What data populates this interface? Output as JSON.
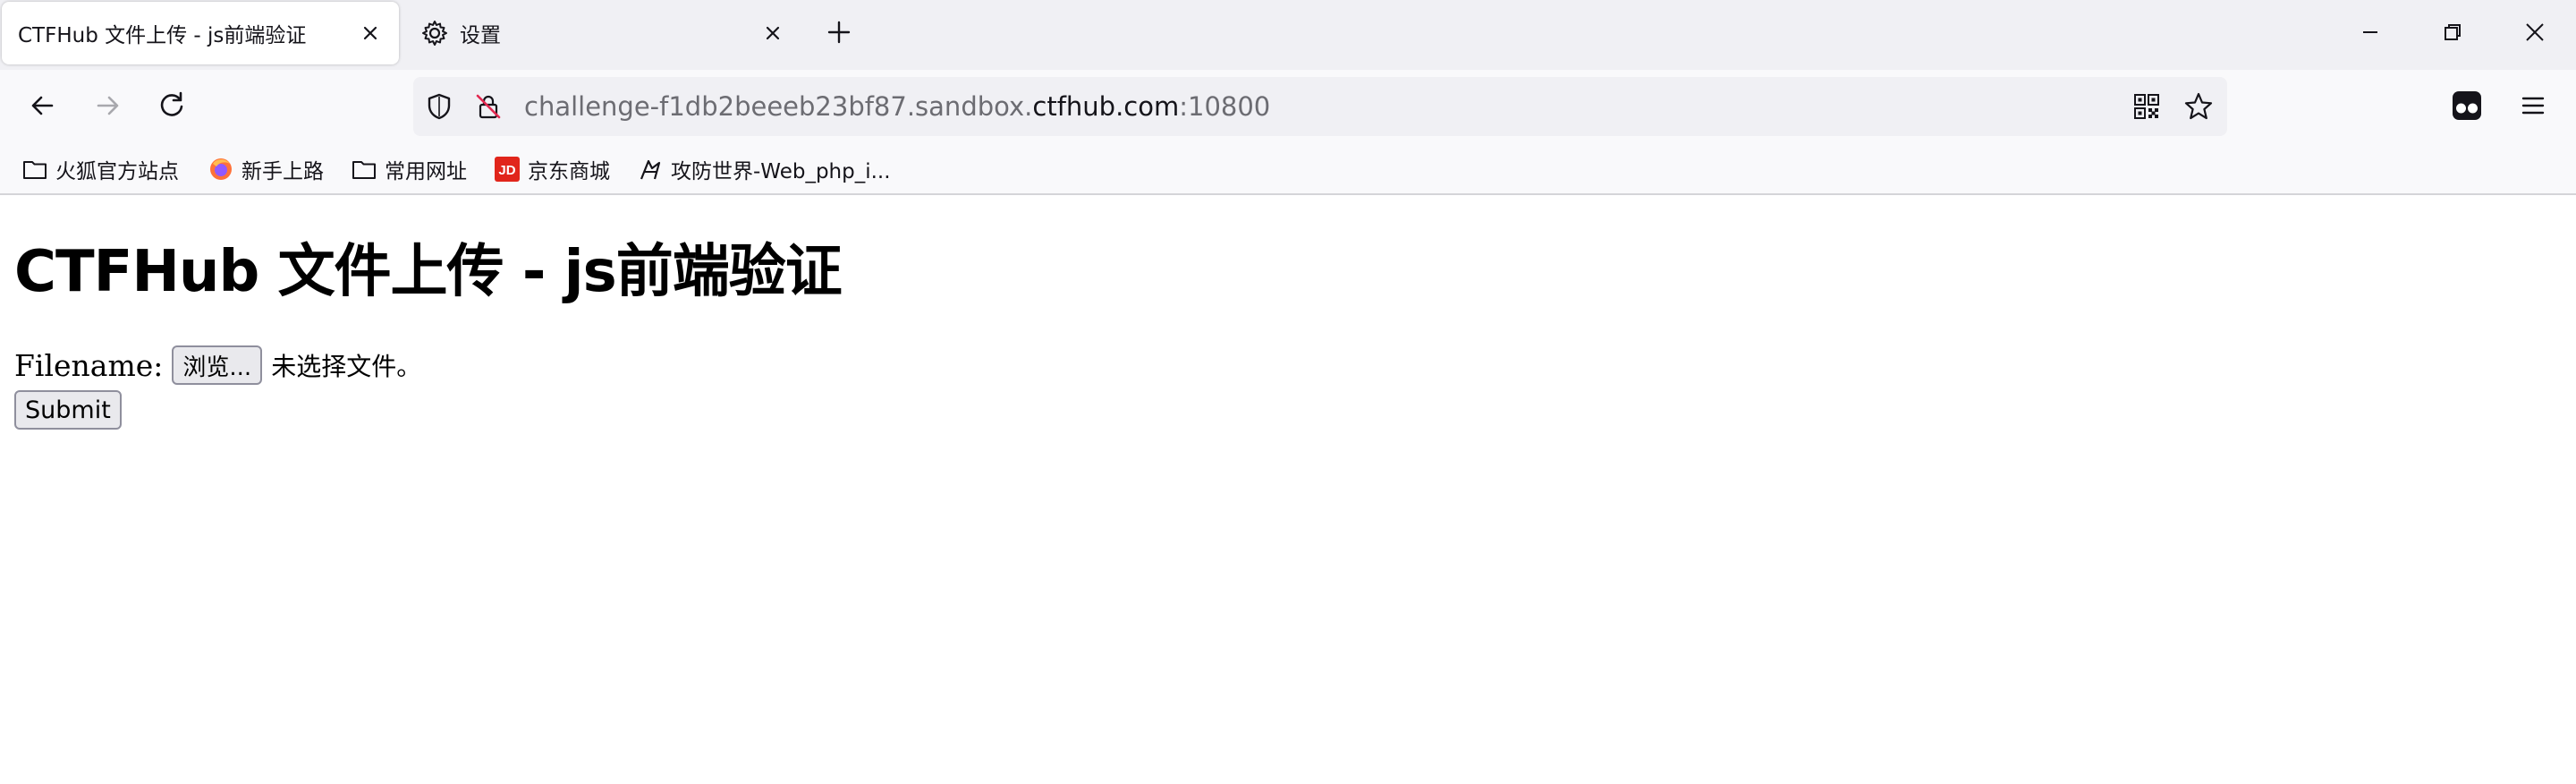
{
  "tabs": [
    {
      "title": "CTFHub 文件上传 - js前端验证",
      "active": true,
      "close_icon": "close-icon"
    },
    {
      "title": "设置",
      "active": false,
      "icon": "gear-icon",
      "close_icon": "close-icon"
    }
  ],
  "window_controls": [
    "minimize-icon",
    "restore-icon",
    "close-icon"
  ],
  "nav": {
    "url_prefix": "challenge-f1db2beeeb23bf87.sandbox.",
    "url_domain": "ctfhub.com",
    "url_port": ":10800"
  },
  "bookmarks": [
    {
      "label": "火狐官方站点",
      "icon": "folder-icon"
    },
    {
      "label": "新手上路",
      "icon": "firefox-icon"
    },
    {
      "label": "常用网址",
      "icon": "folder-icon"
    },
    {
      "label": "京东商城",
      "icon": "jd-icon"
    },
    {
      "label": "攻防世界-Web_php_i...",
      "icon": "xctf-icon"
    }
  ],
  "page": {
    "heading": "CTFHub 文件上传 - js前端验证",
    "filename_label": "Filename:",
    "browse_button": "浏览...",
    "no_file_text": "未选择文件。",
    "submit_button": "Submit"
  },
  "colors": {
    "tabstrip_bg": "#f0f0f4",
    "toolbar_bg": "#f9f9fb",
    "jd_red": "#e1251b",
    "text": "#15141a"
  }
}
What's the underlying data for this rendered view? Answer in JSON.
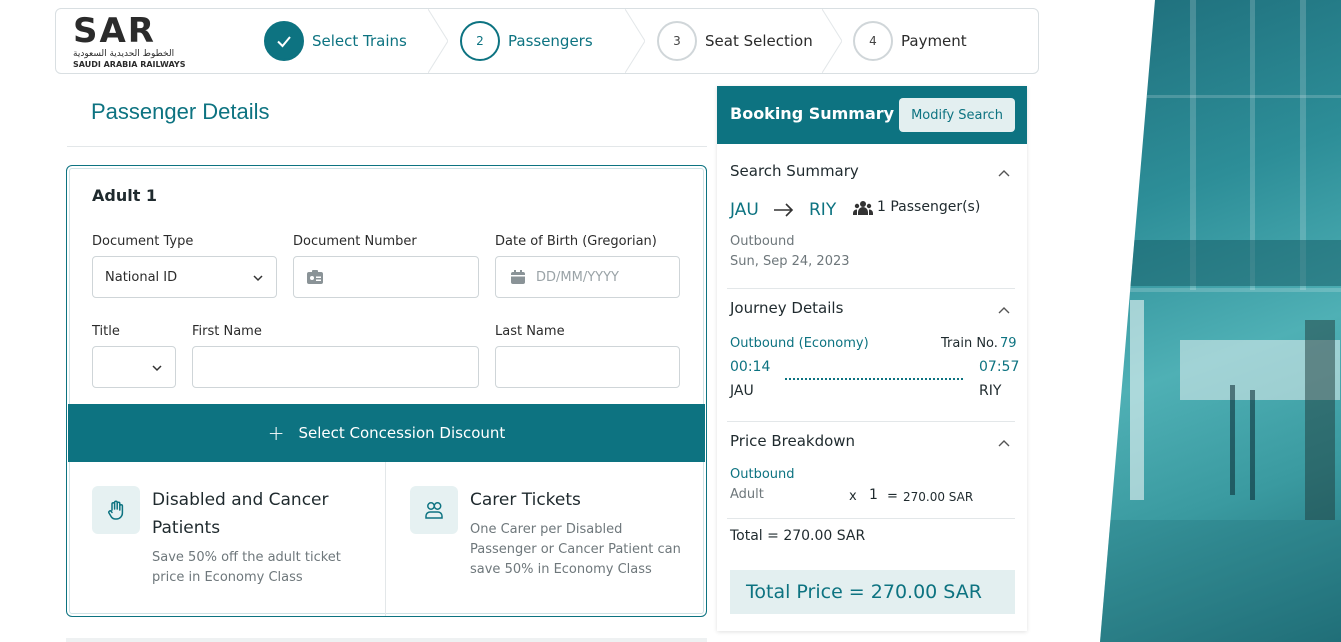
{
  "header": {
    "logo": {
      "text": "SAR",
      "arabic": "الخطوط الحديدية السعودية",
      "english": "SAUDI ARABIA RAILWAYS"
    },
    "steps": [
      {
        "number": "✓",
        "label": "Select Trains",
        "state": "done"
      },
      {
        "number": "2",
        "label": "Passengers",
        "state": "active"
      },
      {
        "number": "3",
        "label": "Seat Selection",
        "state": "pending"
      },
      {
        "number": "4",
        "label": "Payment",
        "state": "pending"
      }
    ]
  },
  "passenger": {
    "title": "Passenger Details",
    "adult_label": "Adult 1",
    "fields": {
      "document_type": {
        "label": "Document Type",
        "value": "National ID"
      },
      "document_number": {
        "label": "Document Number",
        "value": ""
      },
      "dob": {
        "label": "Date of Birth (Gregorian)",
        "placeholder": "DD/MM/YYYY"
      },
      "title": {
        "label": "Title",
        "value": ""
      },
      "first_name": {
        "label": "First Name",
        "value": ""
      },
      "last_name": {
        "label": "Last Name",
        "value": ""
      }
    },
    "concession_button": "Select Concession Discount",
    "tiles": [
      {
        "title": "Disabled and Cancer Patients",
        "desc_line1": "Save 50% off the adult ticket",
        "desc_line2": "price in Economy Class",
        "icon": "hand-icon"
      },
      {
        "title": "Carer Tickets",
        "desc_line1": "One Carer per Disabled",
        "desc_line2": "Passenger or Cancer Patient can",
        "desc_line3": "save 50% in Economy Class",
        "icon": "users-icon"
      }
    ]
  },
  "summary": {
    "title": "Booking Summary",
    "modify_label": "Modify Search",
    "search": {
      "title": "Search Summary",
      "from": "JAU",
      "to": "RIY",
      "passengers": "1 Passenger(s)",
      "direction": "Outbound",
      "date": "Sun, Sep 24, 2023"
    },
    "journey": {
      "title": "Journey Details",
      "leg": "Outbound (Economy)",
      "train_label": "Train No.",
      "train_no": "79",
      "depart_time": "00:14",
      "arrive_time": "07:57",
      "from": "JAU",
      "to": "RIY"
    },
    "price": {
      "title": "Price Breakdown",
      "leg": "Outbound",
      "pax_type": "Adult",
      "times": "x",
      "qty": "1",
      "equals": "=",
      "amount": "270.00 SAR",
      "total": "Total = 270.00 SAR",
      "grand_total": "Total Price = 270.00 SAR"
    }
  },
  "colors": {
    "accent": "#0d7381",
    "accent_light": "#e3eff0"
  }
}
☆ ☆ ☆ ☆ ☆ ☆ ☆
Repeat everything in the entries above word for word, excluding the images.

What data populates this interface? Output as JSON.
{
  "tabs": [
    {
      "title": "CTFHub 文件上传 - js前端验证",
      "active": true,
      "close_icon": "close-icon"
    },
    {
      "title": "设置",
      "active": false,
      "icon": "gear-icon",
      "close_icon": "close-icon"
    }
  ],
  "window_controls": [
    "minimize-icon",
    "restore-icon",
    "close-icon"
  ],
  "nav": {
    "url_prefix": "challenge-f1db2beeeb23bf87.sandbox.",
    "url_domain": "ctfhub.com",
    "url_port": ":10800"
  },
  "bookmarks": [
    {
      "label": "火狐官方站点",
      "icon": "folder-icon"
    },
    {
      "label": "新手上路",
      "icon": "firefox-icon"
    },
    {
      "label": "常用网址",
      "icon": "folder-icon"
    },
    {
      "label": "京东商城",
      "icon": "jd-icon"
    },
    {
      "label": "攻防世界-Web_php_i...",
      "icon": "xctf-icon"
    }
  ],
  "page": {
    "heading": "CTFHub 文件上传 - js前端验证",
    "filename_label": "Filename:",
    "browse_button": "浏览...",
    "no_file_text": "未选择文件。",
    "submit_button": "Submit"
  },
  "colors": {
    "tabstrip_bg": "#f0f0f4",
    "toolbar_bg": "#f9f9fb",
    "jd_red": "#e1251b",
    "text": "#15141a"
  }
}
What's the underlying data for this rendered view? Answer in JSON.
{
  "header": {
    "logo": {
      "text": "SAR",
      "arabic": "الخطوط الحديدية السعودية",
      "english": "SAUDI ARABIA RAILWAYS"
    },
    "steps": [
      {
        "number": "✓",
        "label": "Select Trains",
        "state": "done"
      },
      {
        "number": "2",
        "label": "Passengers",
        "state": "active"
      },
      {
        "number": "3",
        "label": "Seat Selection",
        "state": "pending"
      },
      {
        "number": "4",
        "label": "Payment",
        "state": "pending"
      }
    ]
  },
  "passenger": {
    "title": "Passenger Details",
    "adult_label": "Adult 1",
    "fields": {
      "document_type": {
        "label": "Document Type",
        "value": "National ID"
      },
      "document_number": {
        "label": "Document Number",
        "value": ""
      },
      "dob": {
        "label": "Date of Birth (Gregorian)",
        "placeholder": "DD/MM/YYYY"
      },
      "title": {
        "label": "Title",
        "value": ""
      },
      "first_name": {
        "label": "First Name",
        "value": ""
      },
      "last_name": {
        "label": "Last Name",
        "value": ""
      }
    },
    "concession_button": "Select Concession Discount",
    "tiles": [
      {
        "title": "Disabled and Cancer Patients",
        "desc_line1": "Save 50% off the adult ticket",
        "desc_line2": "price in Economy Class",
        "icon": "hand-icon"
      },
      {
        "title": "Carer Tickets",
        "desc_line1": "One Carer per Disabled",
        "desc_line2": "Passenger or Cancer Patient can",
        "desc_line3": "save 50% in Economy Class",
        "icon": "users-icon"
      }
    ]
  },
  "summary": {
    "title": "Booking Summary",
    "modify_label": "Modify Search",
    "search": {
      "title": "Search Summary",
      "from": "JAU",
      "to": "RIY",
      "passengers": "1 Passenger(s)",
      "direction": "Outbound",
      "date": "Sun, Sep 24, 2023"
    },
    "journey": {
      "title": "Journey Details",
      "leg": "Outbound (Economy)",
      "train_label": "Train No.",
      "train_no": "79",
      "depart_time": "00:14",
      "arrive_time": "07:57",
      "from": "JAU",
      "to": "RIY"
    },
    "price": {
      "title": "Price Breakdown",
      "leg": "Outbound",
      "pax_type": "Adult",
      "times": "x",
      "qty": "1",
      "equals": "=",
      "amount": "270.00 SAR",
      "total": "Total = 270.00 SAR",
      "grand_total": "Total Price = 270.00 SAR"
    }
  },
  "colors": {
    "accent": "#0d7381",
    "accent_light": "#e3eff0"
  }
}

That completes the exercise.